“It’s just not fair!!  She got more ice cream than me!  It’s not fair he got to play with toy longer than me!  It’s not fair, the ref made a bad call!  It’s not fair that she gets to go out with him!  It’s not fair, I deserve the promotion way more than him!  It’s not fair that they get the new car and the new house and the new boat and I can barely scrape by. It’s not fair that bad guys always seem to win while the good guys lose and suffer.  Where is the fairness?  Where is justice?  Where’s the rightness?  Why doesn’t God do something?

Heard those things before?  Said those things before?  Thought those things before?  Why isn’t life fair?  Asking those questions leads to just a small step towards this one: Where is a good God when there’s so much injustice in the world?  Why isn’t God fair?  Well, let’s think about that for a little bit.  God is totally holy and totally perfect.  He rightly hates sin and everything that fails to meet His standard of perfection.  He rightly expects every human being, every one of His creatures to be holy as He is holy and anyone who fails to be holy deserves punishment, deserves eternal death.  Who is holy?  Only the one who praises God every moment of his or her life, constantly thinks about God, is always interested I the best interests of everyone else, putting himself second to everyone else all the time, never once has a bad thought, never looks down on someone else, never uses his or her words to tell lies or tear others down, but always uses his words to build others up, to praise God, to pray to Him all the time.  Have you done that?  Have I?  Has anyone?  To be fair God ought to punish each of us, send each and every one of us to hell forever.  That’s fairness, that would be justice, that would be perfectly right.  But is that what we want?

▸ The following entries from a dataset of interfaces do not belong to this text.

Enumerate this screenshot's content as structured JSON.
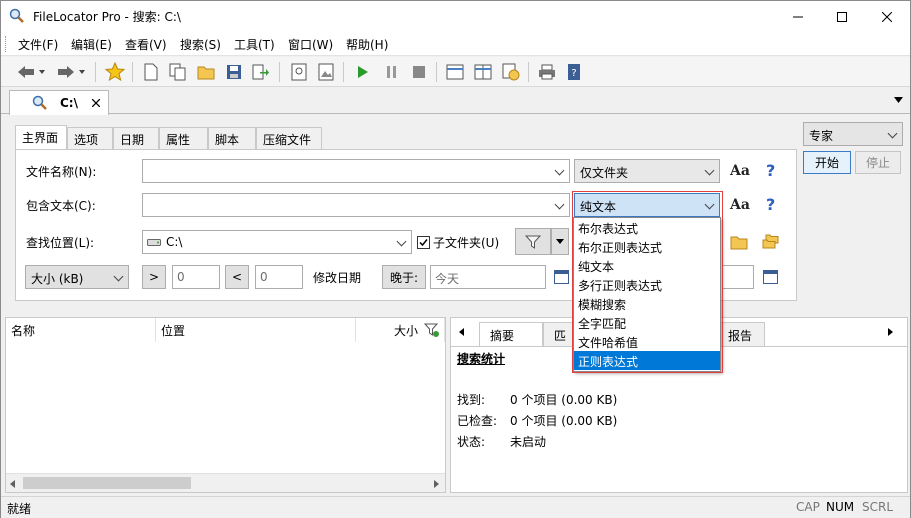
{
  "window": {
    "title": "FileLocator Pro - 搜索: C:\\",
    "min_icon": "minimize-icon",
    "max_icon": "maximize-icon",
    "close_icon": "close-icon"
  },
  "menu": [
    "文件(F)",
    "编辑(E)",
    "查看(V)",
    "搜索(S)",
    "工具(T)",
    "窗口(W)",
    "帮助(H)"
  ],
  "doc_tab": {
    "label": "C:\\",
    "icon": "search-icon"
  },
  "sub_tabs": [
    "主界面",
    "选项",
    "日期",
    "属性",
    "脚本",
    "压缩文件"
  ],
  "form": {
    "filename_label": "文件名称(N):",
    "filename_value": "",
    "filename_mode": "仅文件夹",
    "containing_label": "包含文本(C):",
    "containing_value": "",
    "containing_mode": "纯文本",
    "location_label": "查找位置(L):",
    "location_value": "C:\\",
    "subfolders_label": "子文件夹(U)",
    "size_label": "大小 (kB)",
    "gt": ">",
    "gt_value": "0",
    "lt": "<",
    "lt_value": "0",
    "modified_label": "修改日期",
    "later_label": "晚于:",
    "later_value": "今天",
    "aa": "Aa",
    "help": "?"
  },
  "right_panel": {
    "mode_value": "专家",
    "start_label": "开始",
    "stop_label": "停止"
  },
  "dropdown": [
    "布尔表达式",
    "布尔正则表达式",
    "纯文本",
    "多行正则表达式",
    "模糊搜索",
    "全字匹配",
    "文件哈希值",
    "正则表达式"
  ],
  "results": {
    "col_name": "名称",
    "col_location": "位置",
    "col_size": "大小"
  },
  "report": {
    "tabs": [
      "摘要",
      "匹",
      "报告"
    ],
    "heading": "搜索统计",
    "rows": [
      {
        "k": "找到:",
        "v": "0 个项目 (0.00 KB)"
      },
      {
        "k": "已检查:",
        "v": "0 个项目 (0.00 KB)"
      },
      {
        "k": "状态:",
        "v": "未启动"
      }
    ]
  },
  "status": {
    "text": "就绪",
    "cap": "CAP",
    "num": "NUM",
    "scrl": "SCRL"
  }
}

Instead what do we see?  I mean, we complain about things not being “fair” in our lives.  But really you can’t top this one.  The ONLY innocent person who has ever walked the face of this earth, the ONLY one who could stand before God and say, “I deserve heaven for I’ve never sinned once,” the ONLY perfect person, and what happens?  “But they kept shouting, ‘Crucify him!  Crucify him!’  ‘Why? What crimes has this man committed?  I have found in him no grounds for the death penalty.  But with loud shouts they insistently demanded that he be crucified, and their shouts prevailed.  So Pilate decided to grant their demand.”  And what happens next?  A murderer, an insurrectionist is pardoned and innocent one is condemned!  You can’t have a greater injustice in life than this!  This tops them all!

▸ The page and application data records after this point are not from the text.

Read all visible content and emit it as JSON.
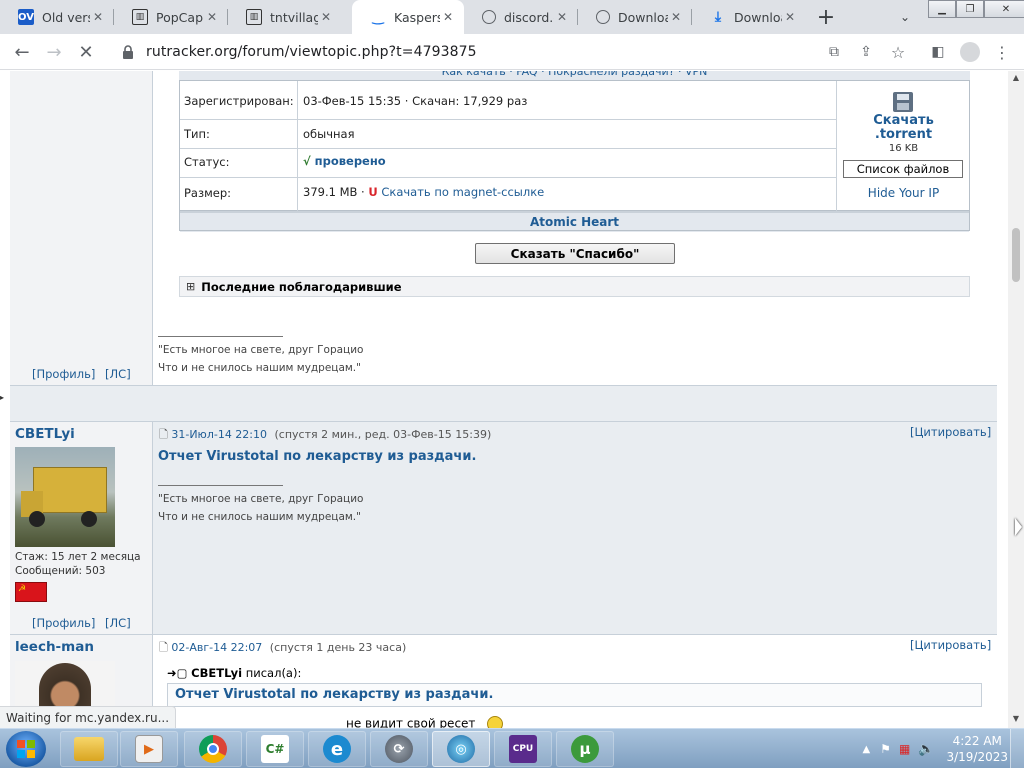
{
  "browser": {
    "tabs": [
      {
        "title": "Old versio",
        "favicon": "ov-logo-icon",
        "color": "#1a5cc8",
        "fav_text": "OV"
      },
      {
        "title": "PopCap G",
        "favicon": "tracker-icon",
        "color": "#333333"
      },
      {
        "title": "tntvillage",
        "favicon": "tracker-icon",
        "color": "#333333"
      },
      {
        "title": "Kaspersk",
        "favicon": "loading-icon",
        "color": "#1a73e8",
        "active": true
      },
      {
        "title": "discord.c",
        "favicon": "globe-icon",
        "color": "#5f6368"
      },
      {
        "title": "Downloa",
        "favicon": "globe-icon",
        "color": "#5f6368"
      },
      {
        "title": "Downloa",
        "favicon": "download-icon",
        "color": "#1a73e8"
      }
    ],
    "new_tab": "+",
    "url": "rutracker.org/forum/viewtopic.php?t=4793875",
    "status_text": "Waiting for mc.yandex.ru..."
  },
  "page": {
    "top_links": "Как качать · FAQ · Покраснели раздачи? · VPN",
    "info": {
      "registered_label": "Зарегистрирован:",
      "registered_value": "03-Фев-15 15:35",
      "downloaded": "Скачан: 17,929 раз",
      "type_label": "Тип:",
      "type_value": "обычная",
      "status_label": "Статус:",
      "status_check": "√",
      "status_value": "проверено",
      "size_label": "Размер:",
      "size_value": "379.1 MB",
      "magnet_icon": "U",
      "magnet_link": "Скачать по magnet-ссылке",
      "download_line1": "Скачать",
      "download_line2": ".torrent",
      "download_size": "16 KB",
      "file_list": "Список файлов",
      "hide_ip": "Hide Your IP",
      "title": "Atomic Heart"
    },
    "thanks_button": "Сказать \"Спасибо\"",
    "thanks_toggle": "⊞",
    "thanks_header": "Последние поблагодарившие",
    "signature_line1": "\"Есть многое на свете, друг Горацио",
    "signature_line2": "Что и не снилось нашим мудрецам.\"",
    "profile_link": "[Профиль]",
    "pm_link": "[ЛС]",
    "posts": [
      {
        "author": "CBETLyi",
        "experience": "Стаж: 15 лет 2 месяца",
        "messages": "Сообщений: 503",
        "date": "31-Июл-14 22:10",
        "meta": "(спустя 2 мин., ред. 03-Фев-15 15:39)",
        "quote": "[Цитировать]",
        "body": "Отчет Virustotal по лекарству из раздачи."
      },
      {
        "author": "leech-man",
        "date": "02-Авг-14 22:07",
        "meta": "(спустя 1 день 23 часа)",
        "quote": "[Цитировать]",
        "quote_author": "CBETLyi",
        "quote_wrote": "писал(а):",
        "quote_body": "Отчет Virustotal по лекарству из раздачи.",
        "partial_text": "не видит свой ресет"
      }
    ]
  },
  "taskbar": {
    "time": "4:22 AM",
    "date": "3/19/2023",
    "apps": [
      "explorer-icon",
      "media-player-icon",
      "chrome-icon",
      "csharp-icon",
      "edge-icon",
      "app-icon",
      "network-icon",
      "cpu-z-icon",
      "utorrent-icon"
    ]
  },
  "colors": {
    "link": "#1f5c94",
    "panel": "#f2f3f5",
    "header_row": "#e3e8ee"
  }
}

But let’s not point our fingers.  The hymn writer was right: “Whence come these sorrows, whence this mortal anguish?  It is MY sins for which you, Lord, must languish.”  It was my sins and your sins that caused this great injustice.  We are the sheep for whom the Shepherd must die.  We are the servants for whom the Master must pay the debt!  Finally, you and I, along with all of sinful humanity are guilty of causing the greatest injustice of world history.

But it is justice.  God’s wrath against sin is satisfied not against you and me, but against His own Son.  The Son of God dies in sadness so that you and I might live in gladness.  By His commitment to die, we are acquitted!  Sinners like you and me who deserve death eternal get life eternal as a gift!  God’s justice against sin is satisfied in such a way that God lays open His heart of mercy, grace, and love for us humans!  May we think upon His mercy without ceasing!

Where is justice?  Where is fairness in the world?  We don’t understand all of God’s ways.  As creatures, we’re in no place to question our Creator and His ways.  But think about this, a God who satisfies His justice in such a way as also being loving and merciful and gracious to His creatures, He is a God we can trust to be in control and do what is best no matter what.